===== Provided records

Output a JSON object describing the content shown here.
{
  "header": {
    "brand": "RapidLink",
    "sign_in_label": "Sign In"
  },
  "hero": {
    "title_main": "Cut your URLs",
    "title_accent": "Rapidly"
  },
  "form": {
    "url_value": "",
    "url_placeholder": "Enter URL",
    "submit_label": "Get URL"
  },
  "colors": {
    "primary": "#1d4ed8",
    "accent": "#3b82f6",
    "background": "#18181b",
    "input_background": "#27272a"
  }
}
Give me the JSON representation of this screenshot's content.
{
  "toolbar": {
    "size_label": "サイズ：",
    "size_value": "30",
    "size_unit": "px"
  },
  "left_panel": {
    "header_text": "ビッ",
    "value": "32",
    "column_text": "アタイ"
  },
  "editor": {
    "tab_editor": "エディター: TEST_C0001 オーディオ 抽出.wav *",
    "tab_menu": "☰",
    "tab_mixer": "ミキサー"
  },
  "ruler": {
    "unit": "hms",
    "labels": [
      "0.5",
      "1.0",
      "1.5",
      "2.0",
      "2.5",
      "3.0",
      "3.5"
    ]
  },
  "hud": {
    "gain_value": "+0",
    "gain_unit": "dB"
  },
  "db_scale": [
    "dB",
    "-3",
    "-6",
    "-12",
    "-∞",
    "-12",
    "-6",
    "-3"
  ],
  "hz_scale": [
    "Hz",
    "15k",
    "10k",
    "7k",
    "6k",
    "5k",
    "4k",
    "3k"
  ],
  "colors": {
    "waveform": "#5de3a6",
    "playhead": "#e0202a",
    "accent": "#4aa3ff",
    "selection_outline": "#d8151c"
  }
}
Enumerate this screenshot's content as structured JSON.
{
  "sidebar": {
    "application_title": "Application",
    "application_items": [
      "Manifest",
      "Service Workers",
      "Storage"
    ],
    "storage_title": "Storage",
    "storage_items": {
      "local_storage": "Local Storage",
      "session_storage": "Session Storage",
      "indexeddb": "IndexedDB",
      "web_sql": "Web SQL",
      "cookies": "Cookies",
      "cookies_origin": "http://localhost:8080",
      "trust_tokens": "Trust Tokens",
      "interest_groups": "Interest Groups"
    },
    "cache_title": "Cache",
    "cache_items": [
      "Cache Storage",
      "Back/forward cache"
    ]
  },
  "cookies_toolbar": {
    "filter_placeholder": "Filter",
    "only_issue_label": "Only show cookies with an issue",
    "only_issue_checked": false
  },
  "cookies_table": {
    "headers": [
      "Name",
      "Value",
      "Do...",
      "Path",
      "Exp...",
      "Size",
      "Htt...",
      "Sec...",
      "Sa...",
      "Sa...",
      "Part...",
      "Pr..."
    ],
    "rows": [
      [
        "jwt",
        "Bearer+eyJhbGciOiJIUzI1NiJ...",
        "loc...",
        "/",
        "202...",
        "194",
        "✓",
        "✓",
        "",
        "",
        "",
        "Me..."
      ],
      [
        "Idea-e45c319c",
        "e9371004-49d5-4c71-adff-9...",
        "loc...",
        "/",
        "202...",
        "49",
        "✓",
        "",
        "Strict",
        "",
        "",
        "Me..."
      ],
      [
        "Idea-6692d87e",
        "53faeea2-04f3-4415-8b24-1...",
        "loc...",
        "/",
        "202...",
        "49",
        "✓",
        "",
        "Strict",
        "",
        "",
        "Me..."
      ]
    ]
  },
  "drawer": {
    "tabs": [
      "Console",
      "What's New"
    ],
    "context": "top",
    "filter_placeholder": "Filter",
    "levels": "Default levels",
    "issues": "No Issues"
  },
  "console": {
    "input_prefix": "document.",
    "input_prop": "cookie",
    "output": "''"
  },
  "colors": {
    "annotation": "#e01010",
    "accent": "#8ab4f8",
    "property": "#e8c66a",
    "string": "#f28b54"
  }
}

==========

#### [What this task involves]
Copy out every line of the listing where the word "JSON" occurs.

#### [Your response]
Output a JSON object describing the content shown here.
Give me the JSON representation of this screenshot's content.
Enumerate this screenshot's content as structured JSON.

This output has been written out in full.